  109. Our Federation Journey – A ‘White Australia’.(Memento of 2 April 2015 in the Internet Archive) Museum Victoria
  110. Special Broadcasting Services: 150 years on, South Sea Islanders seek apology for blackbirding. 2. November 2013.
  111. Pacific Memories nominated for Memory of the World Register.(Memento of 16 April 2013 in the Internet Archive) UNESCO
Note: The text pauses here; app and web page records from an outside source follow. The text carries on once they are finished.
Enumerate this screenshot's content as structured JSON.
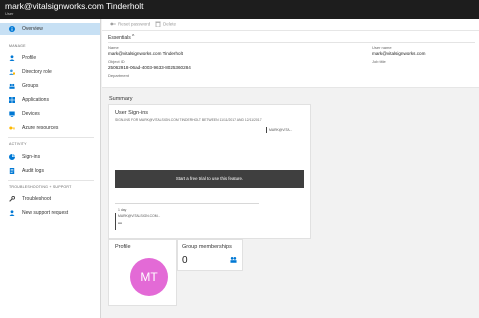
{
  "header": {
    "title": "mark@vitalsignworks.com Tinderholt",
    "subtitle": "User"
  },
  "sidebar": {
    "items": [
      {
        "label": "Overview",
        "icon": "info-icon",
        "active": true
      },
      {
        "section": "MANAGE"
      },
      {
        "label": "Profile",
        "icon": "person-icon"
      },
      {
        "label": "Directory role",
        "icon": "directory-role-icon"
      },
      {
        "label": "Groups",
        "icon": "groups-icon"
      },
      {
        "label": "Applications",
        "icon": "applications-icon"
      },
      {
        "label": "Devices",
        "icon": "devices-icon"
      },
      {
        "label": "Azure resources",
        "icon": "key-icon"
      },
      {
        "section": "ACTIVITY"
      },
      {
        "label": "Sign-ins",
        "icon": "sign-ins-icon"
      },
      {
        "label": "Audit logs",
        "icon": "audit-logs-icon"
      },
      {
        "section": "TROUBLESHOOTING + SUPPORT"
      },
      {
        "label": "Troubleshoot",
        "icon": "wrench-icon"
      },
      {
        "label": "New support request",
        "icon": "person-support-icon"
      }
    ]
  },
  "toolbar": {
    "reset_password": "Reset password",
    "delete": "Delete"
  },
  "essentials": {
    "heading": "Essentials",
    "chevron": "^",
    "name_label": "Name",
    "name_value": "mark@vitalsignworks.com Tinderholt",
    "object_id_label": "Object ID",
    "object_id_value": "25062918-06ad-4003-9633-8025360284",
    "department_label": "Department",
    "user_name_label": "User name",
    "user_name_value": "mark@vitalsignworks.com",
    "job_title_label": "Job title"
  },
  "summary": {
    "title": "Summary",
    "signins": {
      "title": "User Sign-ins",
      "subtitle": "SIGN-INS FOR MARK@VITALSIGN.COM TINDERHOLT BETWEEN 11/11/2017 AND 12/11/2017",
      "legend_top": "MARK@VITA...",
      "trial_text": "Start a free trial to use this feature.",
      "legend_bottom_label": "1 day",
      "legend_bottom_value": "MARK@VITALSIGN.COM...",
      "legend_bottom_count": "--"
    },
    "profile": {
      "title": "Profile",
      "initials": "MT",
      "avatar_color": "#e36ad6"
    },
    "groups": {
      "title": "Group memberships",
      "count": "0"
    }
  },
  "colors": {
    "header_bg": "#1d1d1d",
    "active_item_bg": "#c7e0f4",
    "accent_blue": "#0078d4"
  }
}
This article was added to the list of excellent articles on 31 May 2015 in this version.